FBI Director James Comey told the Senate Homeland Security Committee he believes that by 2023 spying, thefts and attacks that occur in the digital realm will collectively represent the biggest security challenge confronting the United States.
“We have connected all of our lives — personal, professional and national — to the Internet,” the director said. “That’s where the bad guys will go because that’s where our lives are, our money, our secrets.”
Even as cyber threats are growing, senior U.S. security officials told the committee the chances the country would come under another large-scale terrorist assault are at their lowest levels since prior to the Sept. 11 attacks.
“That is why we anticipate that in the future, resources devoted to cyber-based threats will equal or even eclipse the resources devoted to non-cyber-based terrorist threats,” Comey said.

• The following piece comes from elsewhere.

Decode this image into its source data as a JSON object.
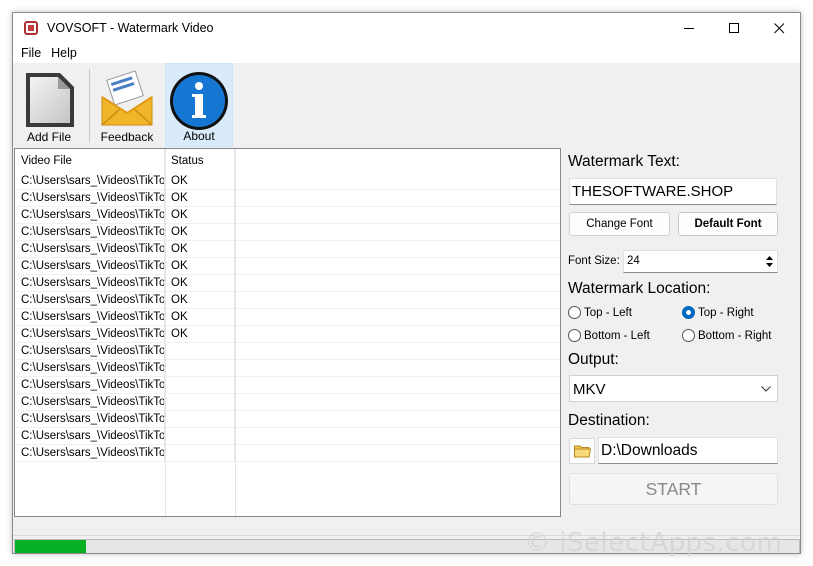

The declining threat posed by al-Qaida is the result of the CIA’s years of lethal aerial assaults on senior organization figures and operatives as well as other counter-terrorism activities.
While the danger represented by the terrorist group has been reduced, it has also become “more dispersed geographically” due to the establishment of new franchises and affiliates in North Africa, Yemen and Syria, testified Matthew Olsen, head of the National Counterterrorism Center. Because of this, the terrorism threat “has become more significant from a geographic perspective and more complicated from an intelligence perspective.”
What We're Following See More »
Perhaps Donald Trump can take a plebiscite to solve this whole messy immigration thing. At a Fox News town hall with Sean Hannity last night, Trump essentially admitted he's "stumped," turning to the audience and asking: “Can we go through a process or do you think they have to get out? Tell me, I mean, I don’t know, you tell me.”
Donald Trump "nearly quintupled the monthly rent his presidential campaign pays for its headquarters at Trump Tower to $169,758 in July, when he was raising funds from donors, compared with March, when he was self-funding his campaign." A campaign spokesman "said the increased office space was needed to accommodate an anticipated increase in employees," but the campaign's paid staff has actually dipped by about 25 since March. The campaign has also paid his golf courses and restaurants about $260,000 since mid-May.
Donald Trump probably isn't taking seriously John Oliver's suggestion that he quit the race. But he has canceled or rescheduled rallies amid questions over his stance on immigration. Trump rescheduled a speech on the topic that he was set to give later this week. Plus, he's also nixed planned rallies in Oregon and Las Vegas this month.
Donald Trump's Fox News brain trust keeps growing. After it was revealed that former Fox chief Roger Ailes is informally advising Trump on debate preparation, host Sean Hannity admitted over the weekend that he's also advising Trump on "strategy and messaging." He told the New York Times: “I’m not hiding the fact that I want Donald Trump to be the next president of the United States. I never claimed to be a journalist.”
"Donald Trump's campaign and the Republican party will coordinate more closely going forward, with the GOP's top communicator and chief strategist Sean Spicer increasingly working out of Trump campaign headquarters, the campaign confirmed Sunday."